Following an American request, Israel changed its policy on Tuesday and joined more than 40 member countries of the United Nations Human Rights Council in Geneva who urged China to allow the UN human rights chief immediate access to Xinjiang, an autonomous region of the PRC in the northwest of the country, to look into reports that more than one million people have been unlawfully detained there, and subjected to torture and forced labor.
This reporter was wondering about the fact that Israel supported the call on China to allow UN investigators into its faraway region, seeing as Israel has walked out and slammed the door on the UNHRC several years ago, so I called the Foreign Ministry and was told that Israel has held on to its observer status in the agency, and as such was permitted to add its vote.
The joint statement on China was read out by its initiator, Canadian Ambassador Leslie Norton: “Credible reports indicate that over a million people have been arbitrarily detained in Xinjiang and that there is widespread surveillance disproportionately targeting Uyghurs and members of other minorities and restrictions on fundamental freedoms and Uyghur culture.” Norton cited reports of torture, forced sterilization, sexual violence, and forced separation of children from their parents.
China denied all the allegations of abuse of the Uyghurs and insisted those camps are “vocational training facilities to combat religious extremism.” North Vietnam used to call them “reeducation camps.” The program ostensibly works you to death and starves you to death until you realize the errors of your silly religious extremism.

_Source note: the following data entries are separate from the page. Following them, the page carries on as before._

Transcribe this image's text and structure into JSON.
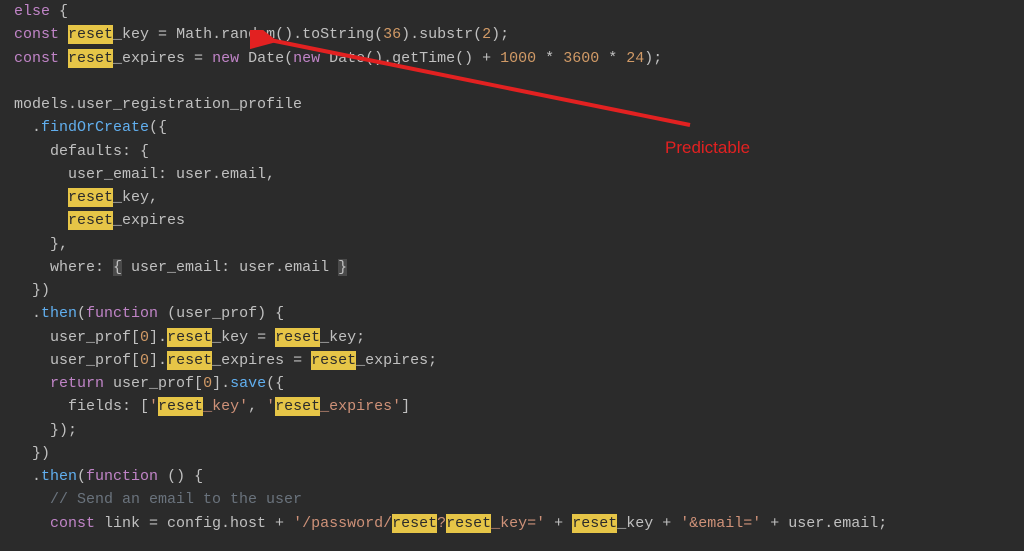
{
  "annotation": {
    "label": "Predictable"
  },
  "code": {
    "l0_kw_else": "else",
    "l0_brace": " {",
    "l1_kw_const": "const",
    "l1_sp": " ",
    "l1_hl_reset": "reset",
    "l1_key": "_key = ",
    "l1_math": "Math.random().toString(",
    "l1_num36": "36",
    "l1_after36": ").substr(",
    "l1_num2": "2",
    "l1_end": ");",
    "l2_kw_const": "const",
    "l2_sp": " ",
    "l2_hl_reset": "reset",
    "l2_exp": "_expires = ",
    "l2_kw_new1": "new",
    "l2_date1": " Date(",
    "l2_kw_new2": "new",
    "l2_date2": " Date().getTime() + ",
    "l2_n1000": "1000",
    "l2_star1": " * ",
    "l2_n3600": "3600",
    "l2_star2": " * ",
    "l2_n24": "24",
    "l2_end": ");",
    "l4": "models.user_registration_profile",
    "l5a": "  .",
    "l5b": "findOrCreate",
    "l5c": "({",
    "l6": "    defaults: {",
    "l7": "      user_email: user.email,",
    "l8a": "      ",
    "l8hl": "reset",
    "l8b": "_key,",
    "l9a": "      ",
    "l9hl": "reset",
    "l9b": "_expires",
    "l10": "    },",
    "l11a": "    where: ",
    "l11b": "{",
    "l11c": " user_email: user.email ",
    "l11d": "}",
    "l12": "  })",
    "l13a": "  .",
    "l13b": "then",
    "l13c": "(",
    "l13d": "function",
    "l13e": " (user_prof) {",
    "l14a": "    user_prof[",
    "l14n": "0",
    "l14b": "].",
    "l14hl1": "reset",
    "l14c": "_key = ",
    "l14hl2": "reset",
    "l14d": "_key;",
    "l15a": "    user_prof[",
    "l15n": "0",
    "l15b": "].",
    "l15hl1": "reset",
    "l15c": "_expires = ",
    "l15hl2": "reset",
    "l15d": "_expires;",
    "l16a": "    ",
    "l16kw": "return",
    "l16b": " user_prof[",
    "l16n": "0",
    "l16c": "].",
    "l16d": "save",
    "l16e": "({",
    "l17a": "      fields: [",
    "l17s1a": "'",
    "l17hl1": "reset",
    "l17s1b": "_key'",
    "l17comma": ", ",
    "l17s2a": "'",
    "l17hl2": "reset",
    "l17s2b": "_expires'",
    "l17end": "]",
    "l18": "    });",
    "l19": "  })",
    "l20a": "  .",
    "l20b": "then",
    "l20c": "(",
    "l20d": "function",
    "l20e": " () {",
    "l21": "    // Send an email to the user",
    "l22a": "    ",
    "l22kw": "const",
    "l22b": " link = config.host + ",
    "l22s1a": "'/password/",
    "l22hl1": "reset",
    "l22q": "?",
    "l22hl2": "reset",
    "l22s1b": "_key='",
    "l22c": " + ",
    "l22hl3": "reset",
    "l22d": "_key + ",
    "l22s2": "'&email='",
    "l22e": " + user.email;"
  }
}
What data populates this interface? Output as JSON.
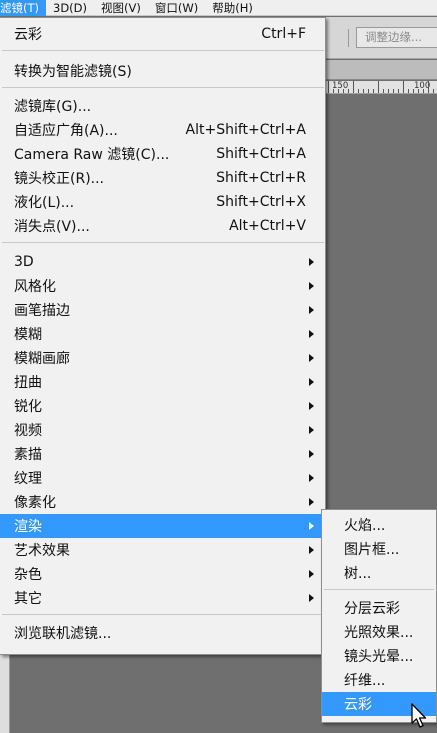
{
  "menubar": {
    "items": [
      "滤镜(T)",
      "3D(D)",
      "视图(V)",
      "窗口(W)",
      "帮助(H)"
    ]
  },
  "options_bar": {
    "refine_edge_label": "调整边缘..."
  },
  "ruler": {
    "labels": [
      "150",
      "100"
    ]
  },
  "filter_menu": {
    "last_filter": {
      "label": "云彩",
      "shortcut": "Ctrl+F"
    },
    "convert_smart": {
      "label": "转换为智能滤镜(S)"
    },
    "gallery": {
      "label": "滤镜库(G)..."
    },
    "adaptive_wide": {
      "label": "自适应广角(A)...",
      "shortcut": "Alt+Shift+Ctrl+A"
    },
    "camera_raw": {
      "label": "Camera Raw 滤镜(C)...",
      "shortcut": "Shift+Ctrl+A"
    },
    "lens_correction": {
      "label": "镜头校正(R)...",
      "shortcut": "Shift+Ctrl+R"
    },
    "liquify": {
      "label": "液化(L)...",
      "shortcut": "Shift+Ctrl+X"
    },
    "vanishing_point": {
      "label": "消失点(V)...",
      "shortcut": "Alt+Ctrl+V"
    },
    "groups": [
      "3D",
      "风格化",
      "画笔描边",
      "模糊",
      "模糊画廊",
      "扭曲",
      "锐化",
      "视频",
      "素描",
      "纹理",
      "像素化",
      "渲染",
      "艺术效果",
      "杂色",
      "其它"
    ],
    "browse_online": {
      "label": "浏览联机滤镜..."
    }
  },
  "render_submenu": {
    "items": [
      "火焰...",
      "图片框...",
      "树...",
      "分层云彩",
      "光照效果...",
      "镜头光晕...",
      "纤维...",
      "云彩"
    ]
  },
  "colors": {
    "highlight": "#3399ff"
  }
}
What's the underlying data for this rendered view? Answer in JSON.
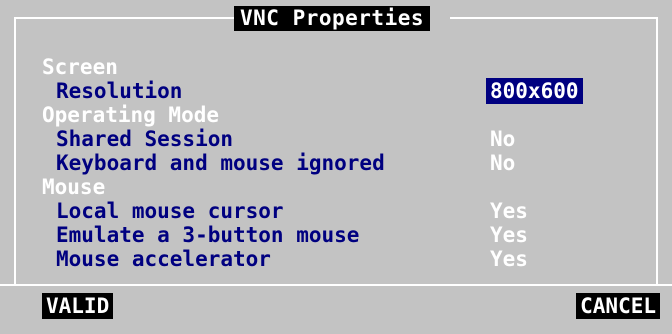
{
  "dialog": {
    "title": "VNC Properties"
  },
  "sections": {
    "screen": "Screen",
    "operating_mode": "Operating Mode",
    "mouse": "Mouse"
  },
  "items": {
    "resolution": {
      "label": "Resolution",
      "value": "800x600"
    },
    "shared_session": {
      "label": "Shared Session",
      "value": "No"
    },
    "keyboard_mouse_ignored": {
      "label": "Keyboard and mouse ignored",
      "value": "No"
    },
    "local_mouse_cursor": {
      "label": "Local mouse cursor",
      "value": "Yes"
    },
    "emulate_3_button": {
      "label": "Emulate a 3-button mouse",
      "value": "Yes"
    },
    "mouse_accelerator": {
      "label": "Mouse accelerator",
      "value": "Yes"
    }
  },
  "buttons": {
    "valid": "VALID",
    "cancel": "CANCEL"
  },
  "colors": {
    "background": "#c3c3c3",
    "label": "#000080",
    "highlight": "#000080",
    "text_light": "#ffffff"
  }
}
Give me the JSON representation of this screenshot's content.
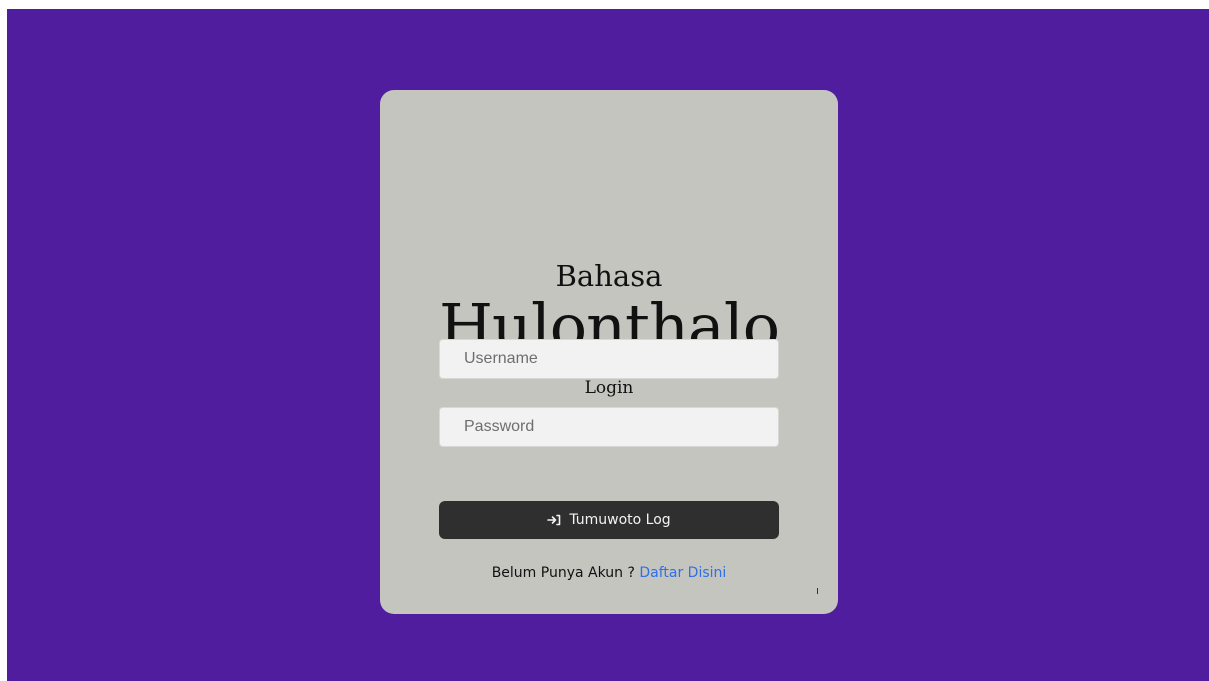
{
  "app": {
    "title_small": "Bahasa",
    "title_big": "Hulonthalo",
    "subtitle": "Login"
  },
  "form": {
    "username_placeholder": "Username",
    "username_value": "",
    "password_placeholder": "Password",
    "password_value": "",
    "submit_label": "Tumuwoto Log",
    "submit_icon": "login-arrow-icon"
  },
  "footer": {
    "prompt": "Belum Punya Akun ?",
    "register_link": "Daftar Disini"
  },
  "colors": {
    "background": "#4f1d9e",
    "card": "#c5c5c0",
    "button": "#2f2f2f",
    "link": "#2f6fe8"
  }
}
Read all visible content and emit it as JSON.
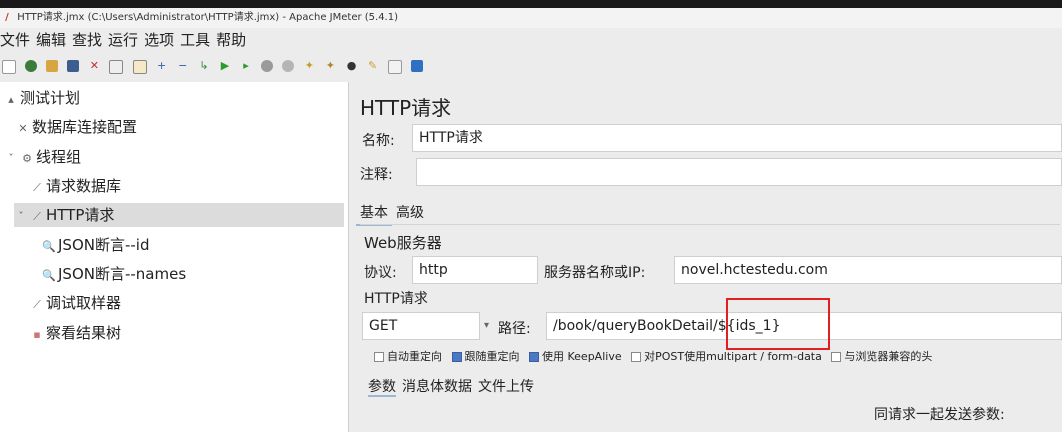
{
  "window": {
    "title": "HTTP请求.jmx (C:\\Users\\Administrator\\HTTP请求.jmx) - Apache JMeter (5.4.1)"
  },
  "menu": [
    "文件",
    "编辑",
    "查找",
    "运行",
    "选项",
    "工具",
    "帮助"
  ],
  "tree": {
    "nodes": [
      {
        "label": "测试计划",
        "icon": "test-plan-icon",
        "glyph": "▴"
      },
      {
        "label": "数据库连接配置",
        "icon": "config-element-icon",
        "glyph": "✕"
      },
      {
        "label": "线程组",
        "icon": "thread-group-icon",
        "glyph": "⚙"
      },
      {
        "label": "请求数据库",
        "icon": "sampler-icon",
        "glyph": "⟋"
      },
      {
        "label": "HTTP请求",
        "icon": "sampler-icon",
        "glyph": "⟋"
      },
      {
        "label": "JSON断言--id",
        "icon": "assertion-icon",
        "glyph": "🔍"
      },
      {
        "label": "JSON断言--names",
        "icon": "assertion-icon",
        "glyph": "🔍"
      },
      {
        "label": "调试取样器",
        "icon": "sampler-icon",
        "glyph": "⟋"
      },
      {
        "label": "察看结果树",
        "icon": "listener-icon",
        "glyph": "▪"
      }
    ]
  },
  "panel": {
    "title": "HTTP请求",
    "name_label": "名称:",
    "name_value": "HTTP请求",
    "comment_label": "注释:",
    "comment_value": "",
    "tabs": [
      "基本",
      "高级"
    ],
    "web_server_group": "Web服务器",
    "protocol_label": "协议:",
    "protocol_value": "http",
    "server_label": "服务器名称或IP:",
    "server_value": "novel.hctestedu.com",
    "http_group": "HTTP请求",
    "method_value": "GET",
    "path_label": "路径:",
    "path_value": "/book/queryBookDetail/${ids_1}",
    "checkboxes": [
      {
        "label": "自动重定向",
        "checked": false
      },
      {
        "label": "跟随重定向",
        "checked": true
      },
      {
        "label": "使用 KeepAlive",
        "checked": true
      },
      {
        "label": "对POST使用multipart / form-data",
        "checked": false
      },
      {
        "label": "与浏览器兼容的头",
        "checked": false
      }
    ],
    "param_tabs": [
      "参数",
      "消息体数据",
      "文件上传"
    ],
    "send_params_label": "同请求一起发送参数:"
  },
  "colors": {
    "highlight_box": "#e02020",
    "tab_underline": "#9bb7d4"
  }
}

In the end, you either die or abandon your faith – either one is fine.
The Uyghurs are a Turkic ethnic group originating from Central and East Asia and are recognized by the Chinese government as a regional minority as the “so-called people of Xinjiang.” The Uyghurs become Muslim between the 10th and 16th centuries, and Islam has since played an important role in Uyghur culture and identity. Nowadays Islam is also driving the strong-handed policy of China’s central government.
Israel’s vote may mark a change in policy under the new government and the new Foreign Minister Yair Lapid (Yesh Atid), as in recent years Israel has refrained from criticizing China on human rights issues, let alone support moves against China in the OHCHR, which has been attacking Israel on a variety of issues over the past decade, resulting in both Israel and the US giving up their membership in the group. Former Prime Minister Benjamin Netanyahu also bolstered relations with China and welcomed its intrusion into Israel’s economy, despite requests to the contrary from the Trump administration.
Jiang Yingfeng, a senior diplomat at China’s mission to the OHCHR in Geneva, claimed the Canadian statement was interference driven by “political motives.” He added: “We welcome the visit by the High Commissioner to China, to Xinjiang,” but qualified: “This visit is for promoting exchanges and cooperation rather than an investigation based on the so-called presumption of guilt.”